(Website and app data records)
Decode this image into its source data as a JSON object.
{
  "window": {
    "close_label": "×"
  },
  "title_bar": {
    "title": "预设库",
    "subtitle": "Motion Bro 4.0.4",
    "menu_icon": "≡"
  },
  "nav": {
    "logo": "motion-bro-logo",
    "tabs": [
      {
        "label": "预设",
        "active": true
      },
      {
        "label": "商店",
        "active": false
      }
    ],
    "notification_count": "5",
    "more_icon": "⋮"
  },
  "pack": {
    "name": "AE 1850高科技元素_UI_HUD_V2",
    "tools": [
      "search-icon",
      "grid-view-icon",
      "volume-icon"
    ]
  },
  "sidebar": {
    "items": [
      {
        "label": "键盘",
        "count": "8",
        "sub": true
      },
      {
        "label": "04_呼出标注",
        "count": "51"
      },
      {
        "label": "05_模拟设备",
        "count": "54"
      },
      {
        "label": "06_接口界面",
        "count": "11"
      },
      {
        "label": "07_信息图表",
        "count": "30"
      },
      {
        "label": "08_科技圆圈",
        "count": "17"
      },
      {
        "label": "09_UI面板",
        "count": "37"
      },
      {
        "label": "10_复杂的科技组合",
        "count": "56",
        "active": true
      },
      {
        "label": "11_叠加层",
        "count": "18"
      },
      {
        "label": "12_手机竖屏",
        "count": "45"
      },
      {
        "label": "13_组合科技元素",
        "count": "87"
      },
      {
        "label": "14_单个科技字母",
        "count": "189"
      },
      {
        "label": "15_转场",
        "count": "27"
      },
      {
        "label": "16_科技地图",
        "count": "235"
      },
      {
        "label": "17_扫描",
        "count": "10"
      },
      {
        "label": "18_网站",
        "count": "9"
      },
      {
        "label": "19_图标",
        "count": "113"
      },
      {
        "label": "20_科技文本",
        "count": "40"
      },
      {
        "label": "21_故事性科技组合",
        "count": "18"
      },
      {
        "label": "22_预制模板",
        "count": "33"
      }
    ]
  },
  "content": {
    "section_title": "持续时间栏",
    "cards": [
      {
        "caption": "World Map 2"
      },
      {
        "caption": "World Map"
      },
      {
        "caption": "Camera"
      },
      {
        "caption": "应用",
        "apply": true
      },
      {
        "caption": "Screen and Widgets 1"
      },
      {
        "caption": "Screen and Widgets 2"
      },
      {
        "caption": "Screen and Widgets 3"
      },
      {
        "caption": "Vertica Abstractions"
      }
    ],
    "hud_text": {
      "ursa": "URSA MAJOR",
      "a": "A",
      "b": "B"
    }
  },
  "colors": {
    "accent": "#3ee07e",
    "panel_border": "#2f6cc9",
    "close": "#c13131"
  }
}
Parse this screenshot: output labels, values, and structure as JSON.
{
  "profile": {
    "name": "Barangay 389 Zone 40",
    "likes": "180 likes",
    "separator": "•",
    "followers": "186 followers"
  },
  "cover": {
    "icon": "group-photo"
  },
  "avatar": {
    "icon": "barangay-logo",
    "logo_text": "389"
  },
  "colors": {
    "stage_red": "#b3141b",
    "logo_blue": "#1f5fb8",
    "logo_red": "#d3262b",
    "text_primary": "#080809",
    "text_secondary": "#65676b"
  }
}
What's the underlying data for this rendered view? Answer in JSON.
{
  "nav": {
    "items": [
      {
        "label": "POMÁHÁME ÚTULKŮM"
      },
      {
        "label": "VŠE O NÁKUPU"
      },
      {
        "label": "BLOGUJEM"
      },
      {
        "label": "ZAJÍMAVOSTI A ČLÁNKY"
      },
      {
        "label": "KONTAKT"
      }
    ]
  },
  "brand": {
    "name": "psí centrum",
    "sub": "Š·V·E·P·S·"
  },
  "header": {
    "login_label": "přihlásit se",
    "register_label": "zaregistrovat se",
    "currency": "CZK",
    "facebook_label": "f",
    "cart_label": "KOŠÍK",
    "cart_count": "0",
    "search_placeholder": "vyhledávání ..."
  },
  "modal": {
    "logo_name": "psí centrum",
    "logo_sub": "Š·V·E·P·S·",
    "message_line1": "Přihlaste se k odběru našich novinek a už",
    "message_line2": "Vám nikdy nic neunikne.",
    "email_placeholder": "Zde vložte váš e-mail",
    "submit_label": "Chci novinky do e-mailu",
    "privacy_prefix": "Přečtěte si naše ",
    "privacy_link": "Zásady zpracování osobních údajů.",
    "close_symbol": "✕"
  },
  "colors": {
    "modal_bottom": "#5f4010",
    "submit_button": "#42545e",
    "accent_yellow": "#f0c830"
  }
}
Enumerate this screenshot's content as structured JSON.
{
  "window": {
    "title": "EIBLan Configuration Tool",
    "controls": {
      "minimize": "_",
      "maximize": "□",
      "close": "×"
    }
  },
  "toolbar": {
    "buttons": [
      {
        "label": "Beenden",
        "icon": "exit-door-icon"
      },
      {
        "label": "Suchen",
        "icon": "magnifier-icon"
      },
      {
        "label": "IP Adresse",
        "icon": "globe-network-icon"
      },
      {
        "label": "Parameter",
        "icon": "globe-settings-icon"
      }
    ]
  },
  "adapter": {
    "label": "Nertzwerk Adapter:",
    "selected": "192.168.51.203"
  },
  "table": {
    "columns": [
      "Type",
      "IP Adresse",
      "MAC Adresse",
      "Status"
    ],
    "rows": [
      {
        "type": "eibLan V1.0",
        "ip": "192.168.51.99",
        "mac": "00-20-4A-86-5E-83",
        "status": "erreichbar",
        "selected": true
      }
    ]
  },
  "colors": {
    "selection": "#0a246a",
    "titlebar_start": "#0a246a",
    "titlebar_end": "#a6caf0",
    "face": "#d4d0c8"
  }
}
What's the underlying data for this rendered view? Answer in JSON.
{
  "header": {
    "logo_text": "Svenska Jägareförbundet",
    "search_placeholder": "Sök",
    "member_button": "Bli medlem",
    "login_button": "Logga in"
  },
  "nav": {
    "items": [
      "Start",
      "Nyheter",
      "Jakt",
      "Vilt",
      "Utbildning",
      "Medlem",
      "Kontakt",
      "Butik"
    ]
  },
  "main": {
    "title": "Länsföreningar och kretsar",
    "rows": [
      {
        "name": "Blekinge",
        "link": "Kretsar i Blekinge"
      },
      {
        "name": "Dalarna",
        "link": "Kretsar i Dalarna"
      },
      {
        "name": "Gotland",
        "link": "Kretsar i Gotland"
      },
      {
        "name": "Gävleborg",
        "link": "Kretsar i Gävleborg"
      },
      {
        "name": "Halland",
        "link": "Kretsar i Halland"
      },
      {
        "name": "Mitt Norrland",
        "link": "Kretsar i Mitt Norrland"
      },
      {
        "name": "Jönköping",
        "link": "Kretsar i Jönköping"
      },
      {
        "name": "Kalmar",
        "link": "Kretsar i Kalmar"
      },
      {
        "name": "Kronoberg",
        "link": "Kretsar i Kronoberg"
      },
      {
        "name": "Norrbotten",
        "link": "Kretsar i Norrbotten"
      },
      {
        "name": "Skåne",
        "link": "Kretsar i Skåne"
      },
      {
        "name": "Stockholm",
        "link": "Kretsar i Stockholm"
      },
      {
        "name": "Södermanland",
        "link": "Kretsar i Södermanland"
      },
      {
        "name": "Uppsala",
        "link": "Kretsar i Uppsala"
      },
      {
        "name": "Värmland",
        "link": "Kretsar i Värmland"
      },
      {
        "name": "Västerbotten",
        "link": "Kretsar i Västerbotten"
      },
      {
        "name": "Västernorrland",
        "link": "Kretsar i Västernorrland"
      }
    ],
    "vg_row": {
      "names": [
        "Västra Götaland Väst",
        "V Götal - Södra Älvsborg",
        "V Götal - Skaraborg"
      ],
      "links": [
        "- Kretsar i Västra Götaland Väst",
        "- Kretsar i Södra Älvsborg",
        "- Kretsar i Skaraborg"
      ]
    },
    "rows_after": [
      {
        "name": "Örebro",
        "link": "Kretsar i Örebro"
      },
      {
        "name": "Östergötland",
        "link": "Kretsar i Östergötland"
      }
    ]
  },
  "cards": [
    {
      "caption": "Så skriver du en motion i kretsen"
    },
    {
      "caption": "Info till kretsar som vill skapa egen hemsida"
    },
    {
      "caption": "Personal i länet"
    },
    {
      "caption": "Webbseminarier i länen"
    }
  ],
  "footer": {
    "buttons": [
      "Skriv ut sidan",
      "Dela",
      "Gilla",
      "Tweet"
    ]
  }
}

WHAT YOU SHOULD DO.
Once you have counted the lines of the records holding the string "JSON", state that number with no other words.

ANSWER TO THE EXERCISE.
5